Emergency supplies of drinking water require planning to meet maximum demand during an emergency. As the world enters the tropical storm season and faces other serious emergencies that may affect the drinking water supply, federal, state and local government agencies need to plan ahead to meet peak demand.
All of Society is Affected
When disaster strikes it affects everyone. Federal, state and local relief agencies are called upon to provide assistance to the community ands top of their supplies list is drinking water. In addition these agencies also require s supplies of pure drinking water for their own staffs to function properly. This includes fire, police, national guard, public utility personnel, hospitals and every individual requiring fresh, pure drinking water.
Advanced Planning is Critical
In the face of a disaster immediate demands are made upon the existing municipal water supplies and traditional water suppliers are unable to supply fresh drinkable water. This includes not only municipal water providers but all bottled water suppliers who exceed their production capacity during normal times.
During an emergency, municipal water is in short supply and often polluted and in past emergencies, traditional bottled water suppliers have often failed to meet the heavy drinking water demands of an emergency.
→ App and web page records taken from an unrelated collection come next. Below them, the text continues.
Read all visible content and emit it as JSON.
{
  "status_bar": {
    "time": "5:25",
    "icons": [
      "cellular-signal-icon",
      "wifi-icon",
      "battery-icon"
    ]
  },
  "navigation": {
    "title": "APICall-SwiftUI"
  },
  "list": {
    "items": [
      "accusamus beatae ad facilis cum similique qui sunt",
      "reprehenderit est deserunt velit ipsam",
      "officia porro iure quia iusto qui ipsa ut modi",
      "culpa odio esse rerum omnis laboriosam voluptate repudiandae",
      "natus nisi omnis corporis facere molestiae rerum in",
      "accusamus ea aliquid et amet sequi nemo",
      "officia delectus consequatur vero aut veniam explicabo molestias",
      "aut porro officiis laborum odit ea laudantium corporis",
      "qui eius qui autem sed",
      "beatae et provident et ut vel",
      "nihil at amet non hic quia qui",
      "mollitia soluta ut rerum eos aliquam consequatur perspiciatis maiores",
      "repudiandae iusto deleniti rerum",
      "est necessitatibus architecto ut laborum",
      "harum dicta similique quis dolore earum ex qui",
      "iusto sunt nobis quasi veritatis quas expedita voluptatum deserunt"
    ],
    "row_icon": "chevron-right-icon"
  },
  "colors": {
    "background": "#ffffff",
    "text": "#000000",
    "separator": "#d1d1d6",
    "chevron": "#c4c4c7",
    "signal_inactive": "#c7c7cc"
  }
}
Everyone affected by a disaster needs to plan for emergency water supplies and advanced planning before a disaster is critical.
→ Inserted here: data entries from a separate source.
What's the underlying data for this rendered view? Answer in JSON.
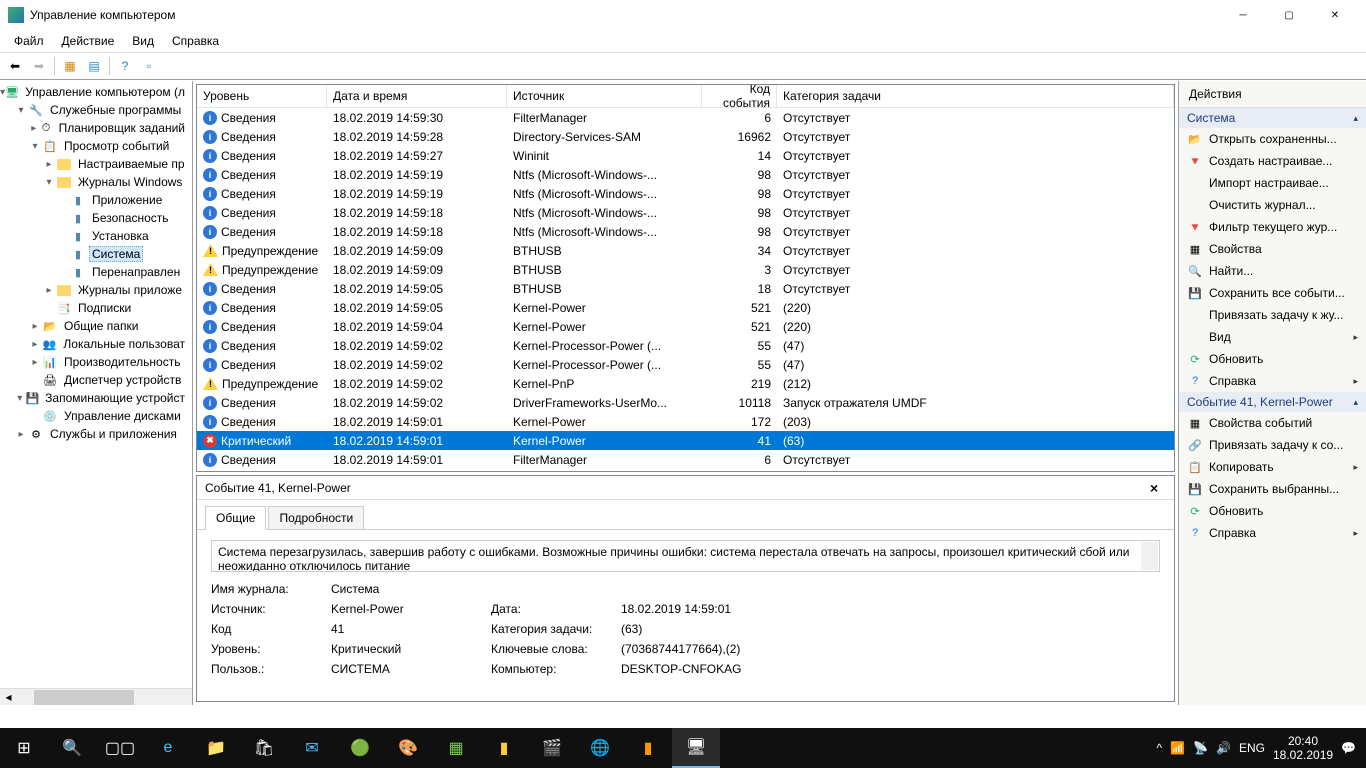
{
  "window": {
    "title": "Управление компьютером"
  },
  "menu": {
    "file": "Файл",
    "action": "Действие",
    "view": "Вид",
    "help": "Справка"
  },
  "tree": {
    "root": "Управление компьютером (л",
    "services": "Служебные программы",
    "scheduler": "Планировщик заданий",
    "eventviewer": "Просмотр событий",
    "customviews": "Настраиваемые пр",
    "winlogs": "Журналы Windows",
    "application": "Приложение",
    "security": "Безопасность",
    "setup": "Установка",
    "system": "Система",
    "forwarded": "Перенаправлен",
    "applogs": "Журналы приложе",
    "subs": "Подписки",
    "shared": "Общие папки",
    "users": "Локальные пользоват",
    "perf": "Производительность",
    "devmgr": "Диспетчер устройств",
    "storage": "Запоминающие устройст",
    "diskmgmt": "Управление дисками",
    "svcapps": "Службы и приложения"
  },
  "columns": {
    "level": "Уровень",
    "datetime": "Дата и время",
    "source": "Источник",
    "eventid": "Код события",
    "category": "Категория задачи"
  },
  "events": [
    {
      "icon": "info",
      "level": "Сведения",
      "dt": "18.02.2019 14:59:30",
      "src": "FilterManager",
      "id": "6",
      "cat": "Отсутствует"
    },
    {
      "icon": "info",
      "level": "Сведения",
      "dt": "18.02.2019 14:59:28",
      "src": "Directory-Services-SAM",
      "id": "16962",
      "cat": "Отсутствует"
    },
    {
      "icon": "info",
      "level": "Сведения",
      "dt": "18.02.2019 14:59:27",
      "src": "Wininit",
      "id": "14",
      "cat": "Отсутствует"
    },
    {
      "icon": "info",
      "level": "Сведения",
      "dt": "18.02.2019 14:59:19",
      "src": "Ntfs (Microsoft-Windows-...",
      "id": "98",
      "cat": "Отсутствует"
    },
    {
      "icon": "info",
      "level": "Сведения",
      "dt": "18.02.2019 14:59:19",
      "src": "Ntfs (Microsoft-Windows-...",
      "id": "98",
      "cat": "Отсутствует"
    },
    {
      "icon": "info",
      "level": "Сведения",
      "dt": "18.02.2019 14:59:18",
      "src": "Ntfs (Microsoft-Windows-...",
      "id": "98",
      "cat": "Отсутствует"
    },
    {
      "icon": "info",
      "level": "Сведения",
      "dt": "18.02.2019 14:59:18",
      "src": "Ntfs (Microsoft-Windows-...",
      "id": "98",
      "cat": "Отсутствует"
    },
    {
      "icon": "warn",
      "level": "Предупреждение",
      "dt": "18.02.2019 14:59:09",
      "src": "BTHUSB",
      "id": "34",
      "cat": "Отсутствует"
    },
    {
      "icon": "warn",
      "level": "Предупреждение",
      "dt": "18.02.2019 14:59:09",
      "src": "BTHUSB",
      "id": "3",
      "cat": "Отсутствует"
    },
    {
      "icon": "info",
      "level": "Сведения",
      "dt": "18.02.2019 14:59:05",
      "src": "BTHUSB",
      "id": "18",
      "cat": "Отсутствует"
    },
    {
      "icon": "info",
      "level": "Сведения",
      "dt": "18.02.2019 14:59:05",
      "src": "Kernel-Power",
      "id": "521",
      "cat": "(220)"
    },
    {
      "icon": "info",
      "level": "Сведения",
      "dt": "18.02.2019 14:59:04",
      "src": "Kernel-Power",
      "id": "521",
      "cat": "(220)"
    },
    {
      "icon": "info",
      "level": "Сведения",
      "dt": "18.02.2019 14:59:02",
      "src": "Kernel-Processor-Power (...",
      "id": "55",
      "cat": "(47)"
    },
    {
      "icon": "info",
      "level": "Сведения",
      "dt": "18.02.2019 14:59:02",
      "src": "Kernel-Processor-Power (...",
      "id": "55",
      "cat": "(47)"
    },
    {
      "icon": "warn",
      "level": "Предупреждение",
      "dt": "18.02.2019 14:59:02",
      "src": "Kernel-PnP",
      "id": "219",
      "cat": "(212)"
    },
    {
      "icon": "info",
      "level": "Сведения",
      "dt": "18.02.2019 14:59:02",
      "src": "DriverFrameworks-UserMo...",
      "id": "10118",
      "cat": "Запуск отражателя UMDF"
    },
    {
      "icon": "info",
      "level": "Сведения",
      "dt": "18.02.2019 14:59:01",
      "src": "Kernel-Power",
      "id": "172",
      "cat": "(203)"
    },
    {
      "icon": "crit",
      "level": "Критический",
      "dt": "18.02.2019 14:59:01",
      "src": "Kernel-Power",
      "id": "41",
      "cat": "(63)",
      "selected": true
    },
    {
      "icon": "info",
      "level": "Сведения",
      "dt": "18.02.2019 14:59:01",
      "src": "FilterManager",
      "id": "6",
      "cat": "Отсутствует"
    }
  ],
  "detail": {
    "title": "Событие 41, Kernel-Power",
    "tab_general": "Общие",
    "tab_details": "Подробности",
    "message": "Система перезагрузилась, завершив работу с ошибками. Возможные причины ошибки: система перестала отвечать на запросы, произошел критический сбой или неожиданно отключилось питание",
    "lbl_logname": "Имя журнала:",
    "val_logname": "Система",
    "lbl_source": "Источник:",
    "val_source": "Kernel-Power",
    "lbl_date": "Дата:",
    "val_date": "18.02.2019 14:59:01",
    "lbl_code": "Код",
    "val_code": "41",
    "lbl_category": "Категория задачи:",
    "val_category": "(63)",
    "lbl_level": "Уровень:",
    "val_level": "Критический",
    "lbl_keywords": "Ключевые слова:",
    "val_keywords": "(70368744177664),(2)",
    "lbl_user": "Пользов.:",
    "val_user": "СИСТЕМА",
    "lbl_computer": "Компьютер:",
    "val_computer": "DESKTOP-CNFOKAG"
  },
  "actions": {
    "title": "Действия",
    "section1": "Система",
    "open_saved": "Открыть сохраненны...",
    "create_custom": "Создать настраивае...",
    "import_custom": "Импорт настраивае...",
    "clear_log": "Очистить журнал...",
    "filter_log": "Фильтр текущего жур...",
    "properties": "Свойства",
    "find": "Найти...",
    "save_all": "Сохранить все событи...",
    "attach_task": "Привязать задачу к жу...",
    "view": "Вид",
    "refresh": "Обновить",
    "help": "Справка",
    "section2": "Событие 41, Kernel-Power",
    "event_props": "Свойства событий",
    "attach_task2": "Привязать задачу к со...",
    "copy": "Копировать",
    "save_selected": "Сохранить выбранны...",
    "refresh2": "Обновить",
    "help2": "Справка"
  },
  "taskbar": {
    "lang": "ENG",
    "time": "20:40",
    "date": "18.02.2019"
  }
}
Emergency Capacity of Bottled Water Suppliers
Those agencies that are affected most by disasters need to identify bottled water suppliers with capacity that can be allocated in an emergency. Attempting to producer supplies from a bottled water suppler that is at capacity or draws water from a spring that may itself become polluted during a disaster may result in a shortage when pure water is required most.
There are suppliers, however with excess capacity in the marketplace and these should be identified before a disaster strikes.
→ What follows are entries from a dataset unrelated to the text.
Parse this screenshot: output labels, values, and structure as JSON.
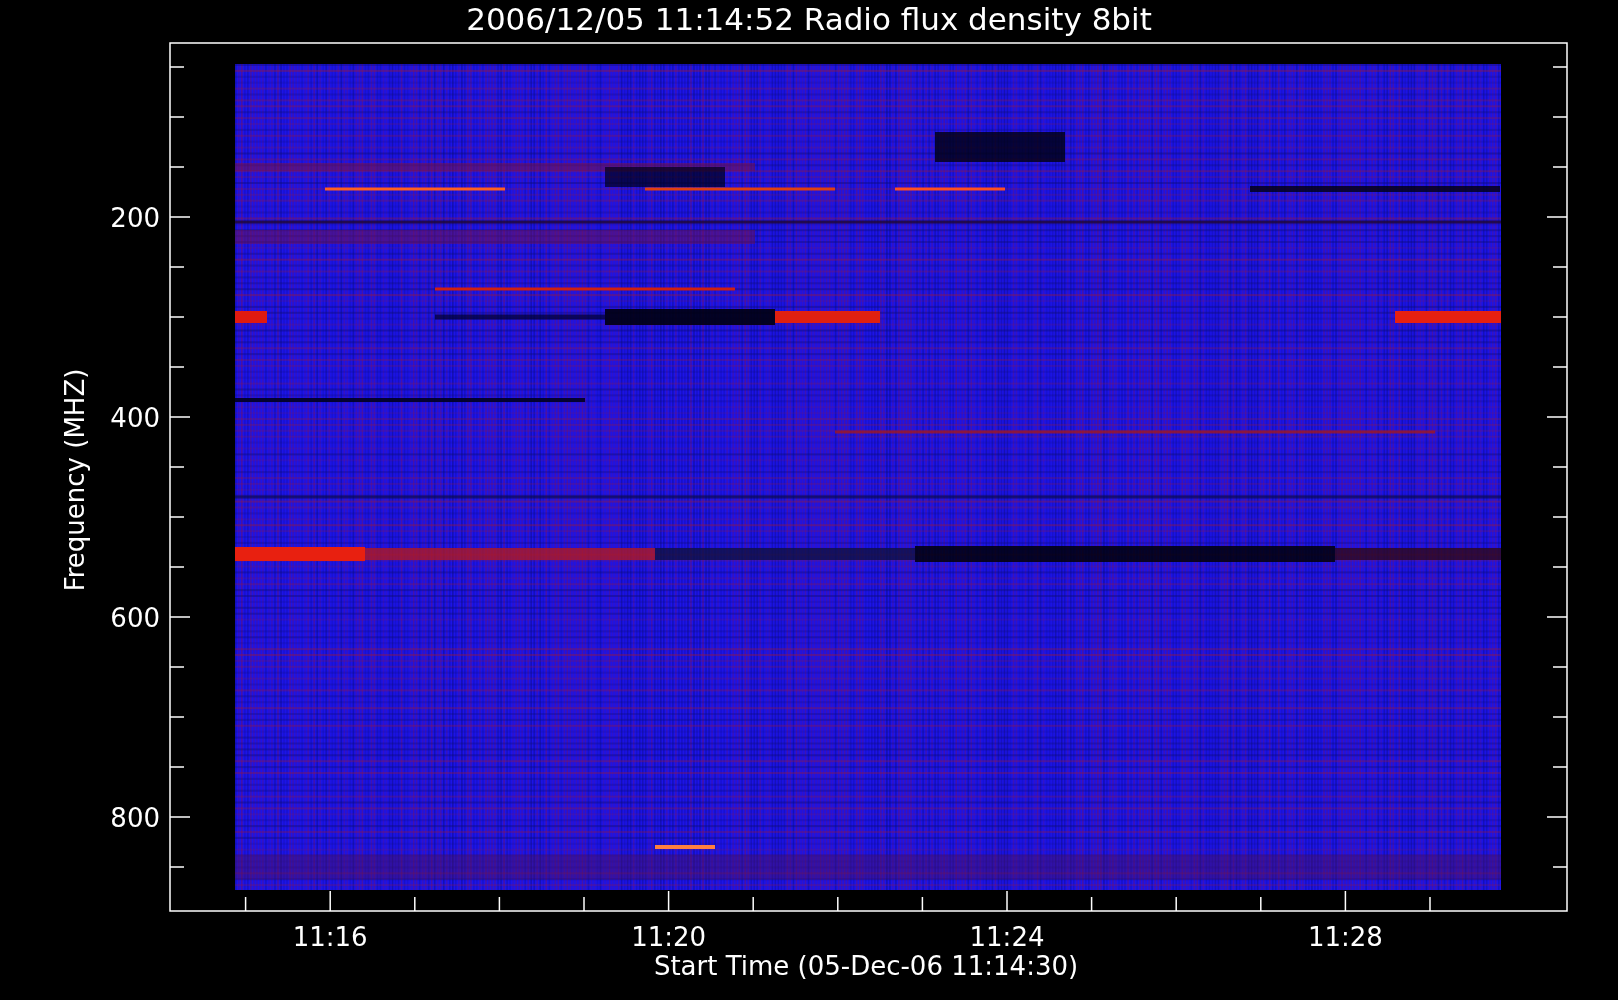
{
  "title": "2006/12/05 11:14:52 Radio flux density 8bit",
  "y_axis": {
    "label": "Frequency (MHZ)",
    "tick_labels": [
      "200",
      "400",
      "600",
      "800"
    ]
  },
  "x_axis": {
    "label": "Start Time (05-Dec-06 11:14:30)",
    "tick_labels": [
      "11:16",
      "11:20",
      "11:24",
      "11:28"
    ]
  }
}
Proper Storage is Important
Many federal, state and local agencies are required to maintain emergency supplies of pure drinking water but, depending on the source off the water, these supplies may have a limited life. Spring water contains contaminants from their source springs that may reduce the shelf life of stored water as minerals in the water interact with the plastic in PET packaging.
Purified water, that has all contaminants removed by a distillation/oxygenation process does not interact with PET packaging and has an unlimited shelf life if stored properly.
Choose a Reliable Supplier in Advance
As part of a well thought out emergency plan, emergency planners should consider a reliable bottled water supplier with the capacity to meet peak demand and provide water with a long shelf life.
Planning for a disaster will help reduce the impact and increase your chances of survival.